Kelsey Seybold Staff

You’re about to have a new baby! Congratulations! You’re also working patrol on nights, barely get enough regular sleep as it is and are worried that you won’t be able to take time off when the baby is born.

 

As if police work isn’t tough enough as it is, add to that the stress of trying to support a family and the excitement and trials of having a new baby, and the stress of becoming a new dad can be extremely heavy. Here are some things you can do to help manage the stress of being a new dad.

 

Focus on Your Beautiful Baby

Having a new baby is beautiful. When you first hold that little one in your arms there is nothing on this earth you will love more. But rationally, having a baby is a huge change, so it’s best to prepare yourself for some of those changes up front. “The more you’re able to address beforehand, the less likely these things are to cause you severe stress over time,” says Dr. Hunaid Gurji, a pediatrician at Kelsey-Seybold’s Fort Bend Medical and Diagnostic Center who’s also a father. Schedule an appointment with him online at kelsey-seybold.com/appointmentsNOW or call 713-442-0000.

 

Dr. Gurji identifies the following stressors as the biggest ones new dads face and how to manage them:

 

  • Disrupted sleep – This is an even bigger deal for people who work shift work, as sleep is already at a premium. If you get to stay home with the baby and your wife, try sleeping when the baby is sleeping. If not, come up with a sleeping routine with your wife that will leave you both as refreshed and rested as possible.
  • Feeling left out – You’ll want to spend as much time as you can with your new family, but if you don’t have time-off saved up it might be difficult to keep your regular work schedule and find time to spend with your newborn. Having a baby also means sharing your partner’s attention, which can also make a new dad feel like an after-thought. Even a little time spent with your baby is time well spent. Help with feedings and changing the baby. Take a turn rocking the baby to sleep. Help your partner with bathing the baby.
  • Financial responsibilities – Having a baby is expensive. Diapers alone can seem astronomically high. As soon as you and your wife know you’re expecting a baby, start saving and talk about future spending habits. It may seem like a big change at the beginning, but once that baby is born, chances are you won’t even notice.
  • Changing relationship with your partner – As you both adjust to this new parental role, chances are they’ll be some bumps in your relationship as well. It is especially important during these times to spend time and remain affectionate with your partner. You probably need each other now more than ever, so make sure you stay on the same team!

 

Stay Involved

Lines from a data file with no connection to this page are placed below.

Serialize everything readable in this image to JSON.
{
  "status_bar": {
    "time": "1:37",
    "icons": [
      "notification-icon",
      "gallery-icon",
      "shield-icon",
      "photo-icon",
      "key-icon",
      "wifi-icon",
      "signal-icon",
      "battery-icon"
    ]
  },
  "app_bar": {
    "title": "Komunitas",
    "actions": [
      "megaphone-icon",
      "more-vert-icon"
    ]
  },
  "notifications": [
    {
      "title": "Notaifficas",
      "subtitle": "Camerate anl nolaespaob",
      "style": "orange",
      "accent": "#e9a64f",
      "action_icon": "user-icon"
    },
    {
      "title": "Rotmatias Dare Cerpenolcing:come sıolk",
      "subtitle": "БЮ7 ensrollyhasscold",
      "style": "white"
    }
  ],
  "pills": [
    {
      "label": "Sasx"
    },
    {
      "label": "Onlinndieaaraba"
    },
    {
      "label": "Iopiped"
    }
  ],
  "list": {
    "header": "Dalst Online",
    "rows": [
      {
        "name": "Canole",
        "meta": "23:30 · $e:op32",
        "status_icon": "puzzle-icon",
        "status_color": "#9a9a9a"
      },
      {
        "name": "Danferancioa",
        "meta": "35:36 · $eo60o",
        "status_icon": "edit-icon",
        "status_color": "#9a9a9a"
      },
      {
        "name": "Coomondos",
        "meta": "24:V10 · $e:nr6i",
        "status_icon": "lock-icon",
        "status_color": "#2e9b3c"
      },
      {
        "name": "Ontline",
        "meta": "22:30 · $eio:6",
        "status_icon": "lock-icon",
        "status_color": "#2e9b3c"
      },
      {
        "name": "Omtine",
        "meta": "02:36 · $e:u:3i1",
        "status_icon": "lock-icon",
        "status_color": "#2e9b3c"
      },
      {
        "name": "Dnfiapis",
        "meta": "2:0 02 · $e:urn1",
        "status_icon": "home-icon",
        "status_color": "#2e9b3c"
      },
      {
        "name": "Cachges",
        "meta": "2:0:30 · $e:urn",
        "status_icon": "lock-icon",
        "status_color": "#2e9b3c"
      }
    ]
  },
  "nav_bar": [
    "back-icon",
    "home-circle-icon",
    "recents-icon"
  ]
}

The best thing you can do for yourself and your family is to stay involved, both before and after the baby is born. Studies have shown that children who have dads who are active and present in their lives talk sooner, are generally more independent, are less likely to suffer from depression or be involved in high-risk behaviors and see less instances of teen pregnancy. Staying engaged and connected with your newly expanded family and taking steps to manage stress will save you some heartache in the long run.

“Consider what kind of dad you want to be. Give some thought to what aspects of your relationship with your own father you might want to emulate with your child and what you might do differently,” suggests Dr. Gurji, who is accepting new patients including same-day and next-day appointments at Kelsey-Seybold’s Fort Bend Medical and Diagnostic Center in Sugar Land.